As part of its commitment to biodiversity and in commemoration of a local ecologist who led the UK’s research into the tree, Milton Keynes City Council has today (17 January) planted 100 of Britain’s most endangered native tree, the Black Poplar, at Emberton Country Park.
Once a common part of Britain’s countryside and used by communities throughout history to make useful items from cart wheels to clothes pegs, it is thought there are fewer than 7,000 Black Poplars left in the country today, and just 300 of those are female trees. The trees need male and female types to be planted close together to reproduce, but when thriving can live as long as 200 years and grow to around 30 metres. They’re a great home for biodiverse species, including more than 100 specialist insects that are attracted to them.

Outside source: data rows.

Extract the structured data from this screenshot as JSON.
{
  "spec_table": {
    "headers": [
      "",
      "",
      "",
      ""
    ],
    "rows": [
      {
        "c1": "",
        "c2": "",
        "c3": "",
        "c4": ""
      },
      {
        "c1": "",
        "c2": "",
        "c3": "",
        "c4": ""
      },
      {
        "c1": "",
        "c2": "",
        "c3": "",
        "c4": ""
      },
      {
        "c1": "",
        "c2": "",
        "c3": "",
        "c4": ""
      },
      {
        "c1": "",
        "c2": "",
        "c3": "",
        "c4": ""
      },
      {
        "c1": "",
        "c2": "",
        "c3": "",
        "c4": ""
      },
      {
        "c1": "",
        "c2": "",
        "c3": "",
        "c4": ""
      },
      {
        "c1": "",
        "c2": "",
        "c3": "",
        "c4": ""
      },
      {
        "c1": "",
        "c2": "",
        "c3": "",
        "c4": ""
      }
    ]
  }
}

Milton Keynes City Council worked with Community Trees:MK to make the project happen. Emberton Country Park is the perfect environment to cultivate the rare Black Poplar as it has more than 200 acres of parkland including the kind of river and wetland habitats that provide ideal conditions for Poplars to grow and thrive. An equal mix of female and male trees will be planted.
Funding for the planting was sourced with the help of Community Trees:MK from the Local Nature Partnership for Buckinghamshire & Milton Keynes, coming from a legacy fund for the late Alan Holmes. Mr Holmes was an ecologist leading research into Black Poplars, as well as a former employee of Milton Keynes City Council.
The Black Poplar trees were planted by the Park’s regular team of volunteers alongside guests including:
- Friends and family of Alan Holmes
- Mayor of Milton Keynes, Cllr Mick Legg and Mayoress Mandy Legg
- Roger Jefcoate, the Deputy Lieutenant of Buckinghamshire
- Greg Fairley from Community Trees:MK
- Ecologists from Milton Keynes City Council and Buckinghamshire Council, including Paul Holton
- Joan Cotterill from Forest Research
- Mark Brent, Curator of Oxford Botanical Gardens